fibb=: (%:5) %~ g&^ -- (1-g)&^ is equivalent to fibb =: (0.2 ^ 0.5) * (g &^ -- (1-g) &^); this defines a formula for F(n) given the value of n. %~ is division, with dividend and divisor swapped.

i.16 generates numbers from 0 to 15, inclusive.

load 'printf'

g=: -: >: %:5
fibb=: (%:5) %~ g&^ - (1-g)&^
fstr=: '...' ,~ ,~^:4 '%d, '
fstr printf fibb 1+i.16


Example for versions j602

This example implements three methods of calculating factorial. fact represents a factorial function which generates the first n integers as an array and multiplies them together. factr represents the recursive definition. ! is the built-in factorial function.

load 'printf'

fact=: [: */ [: >: i.
factr=: 1:`(]*$:@<:)@.*

'!%d = %d' printf (,"0 fact) i.17x
'!%d = %d' printf (,"0 factr) i.17x
'!%d = %d' printf (,"0 !) i.17x

Quadratic equation:

Example for versions j602

Run calc'' in an interactive J session after loading the file. The function calc2 calculates the roots of the equation using J’s built in root function(p.).

print=: 1!:2&2
read=: 3 : '". 1!:1[1'

a=: 0&{ [ b=: 1&{ [ c=: 2&{
d=: *:@b - [:*/4,a,c
roots=: ([:-b%2*a)`(+:@a %~ (,-)@%:@d + -@b)@.([:*/*)

input=: 3 : 0
A=: read'' [ print 'A = '
B=: read'' [ print 'B = '
C=: read'' [ print 'C = '

calc=: 3 : 0
if. A=0 do. print 'Not a quadratic equation' throw. end.
rt=: roots A,B,C
disp rt

disp=: 3 : 0
form=: ((('('&,)@":@{.,',',(,&')')@":@}.)@+.)`":@.(=+)
if. 1<# ~.y do.
  print 'x1 = ', form 0{y
  print 'x2 = ', form 1{y
  print 'x = ', form {.y

calc2=: 3 : 0
rt=: ;}.p.|.A,B,C
disp rt

Fibonacci numbers:

Example for versions j602

Maxtrix closed form

load 'printf'

mat =: 1 1,.1 0
fibm=: 3 : '1 { , mat&(+/ . *)^:y mat'"0
fstr=: '...' ,~ ,~^:4 '%d, '
fstr printf fibm >:i.16

Fibonacci Matrix Closed Form
Fibonacci Matrix Closed Form


Example for versions j602

alpha is the set of upper and lower case alphabetic characters.

camel is an explicit solution to the problem, meaning that the variables to the function(y) are mentioned in the function body. The strategy used is to calculate the indices(i) of the alphabetic characters from the bit vector(b) which represents whether or not a character is alphabetic. The function then takes the leading index of each interval of these alphabetic characters and uses that to replace them by their capitalized form. Finally the string is sieved using b so that it contains only the alphabetic characters.

camel2 is a tacit definition, it cuts the input string at the delimiters(non-alphabetic characters), leaving a collection of boxed strings.

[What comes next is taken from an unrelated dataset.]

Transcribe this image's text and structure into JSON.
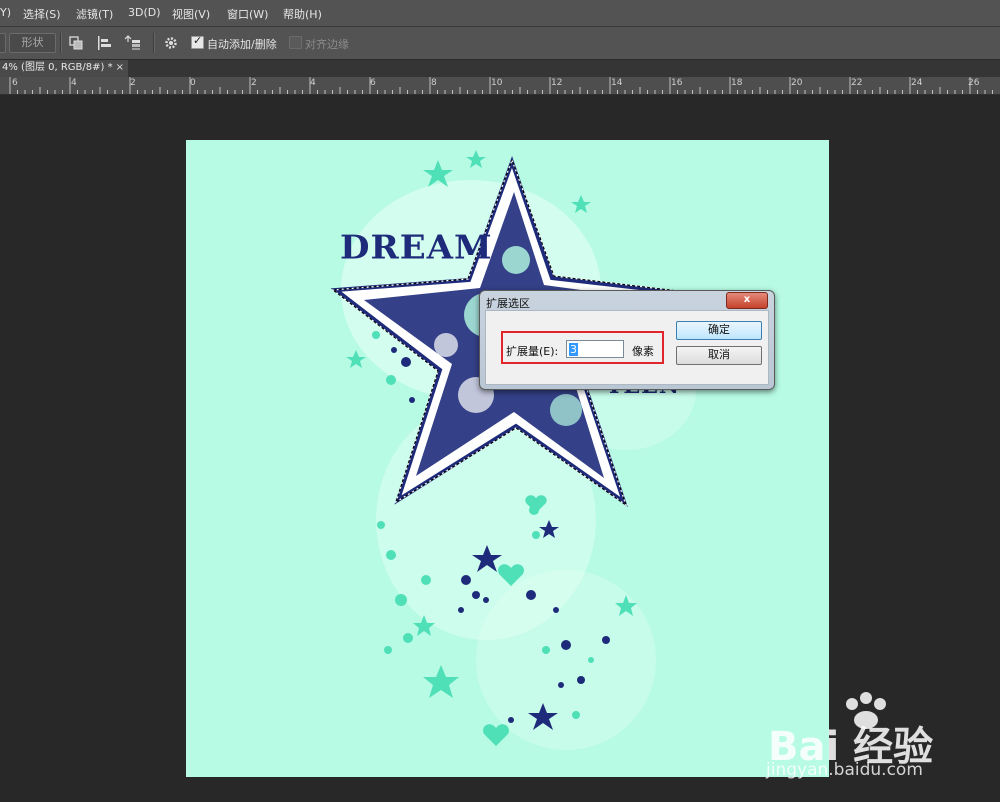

The leading character of each of these boxed strings is then capitalized and they are all concatenated together forming the final result.

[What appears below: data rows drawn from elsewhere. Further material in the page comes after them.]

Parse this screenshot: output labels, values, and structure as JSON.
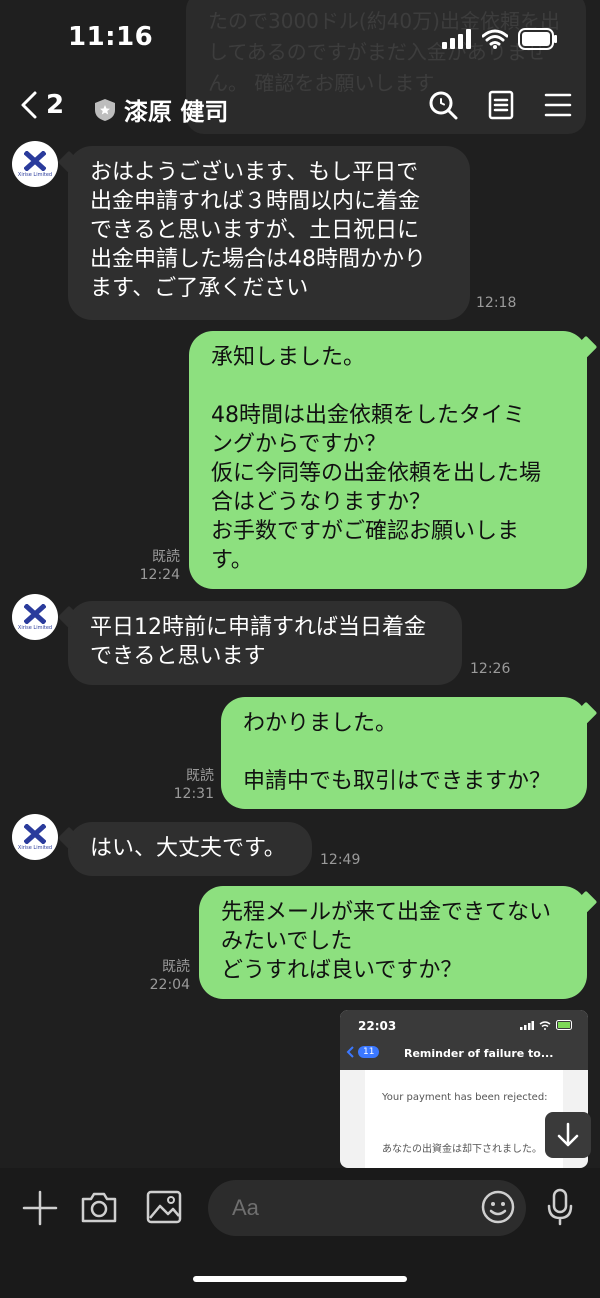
{
  "status_bar": {
    "time": "11:16"
  },
  "ghost_message": {
    "text": "たので3000ドル(約40万)出金依頼を出してあるのですがまだ入金がありません。\n確認をお願いします"
  },
  "header": {
    "back_count": "2",
    "contact_name": "漆原 健司",
    "icons": [
      "search-icon",
      "notes-icon",
      "menu-icon"
    ]
  },
  "avatar": {
    "logo_letter": "X",
    "caption": "Xirise Limited"
  },
  "messages": [
    {
      "direction": "in",
      "text": "おはようございます、もし平日で\n出金申請すれば３時間以内に着金\nできると思いますが、土日祝日に\n出金申請した場合は48時間かかり\nます、ご了承ください",
      "time": "12:18"
    },
    {
      "direction": "out",
      "text": "承知しました。\n\n48時間は出金依頼をしたタイミ\nングからですか？\n仮に今同等の出金依頼を出した場\n合はどうなりますか？\nお手数ですがご確認お願いしま\nす。",
      "read": "既読",
      "time": "12:24"
    },
    {
      "direction": "in",
      "text": "平日12時前に申請すれば当日着金\nできると思います",
      "time": "12:26"
    },
    {
      "direction": "out",
      "text": "わかりました。\n\n申請中でも取引はできますか？",
      "read": "既読",
      "time": "12:31"
    },
    {
      "direction": "in",
      "text": "はい、大丈夫です。",
      "time": "12:49"
    },
    {
      "direction": "out",
      "text": "先程メールが来て出金できてない\nみたいでした\nどうすれば良いですか？",
      "read": "既読",
      "time": "22:04"
    }
  ],
  "screenshot_attachment": {
    "time": "22:03",
    "badge": "11",
    "subject": "Reminder of failure to...",
    "line1": "Your payment has been rejected:",
    "line2": "あなたの出資金は却下されました。"
  },
  "input_bar": {
    "placeholder": "Aa"
  }
}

camel3 takes advantage of the built-in libraries, a regular expression is used to split the string into boxed strings, each of these is then capitalized and concatenated.

In all three functions the input is first converted to lower case.

check can be used to ensure that all the functions produce equivalent output.

alpha=: a.{~,65 97+/i.26

camel=: 3 : 0
y=. tolower y
i=. I. (> 0,}:) b=. y e. alpha
(b # toupper@(i&{) i} ]) y

isalpha=: e.&alpha
capital=: (toupper@{.,}.)^:(1<:#)
format =: [: ,&' ' tolower
case   =:  [: ; [: capital&.> ] <;._2~ [: -. isalpha
camel2 =: case@format

require'regex text'
camel3=: [: ; [: capitalize&.> [: '[a-zA-Z]+'&rxall tolower

check=: [: ,. camel;camel2;camel3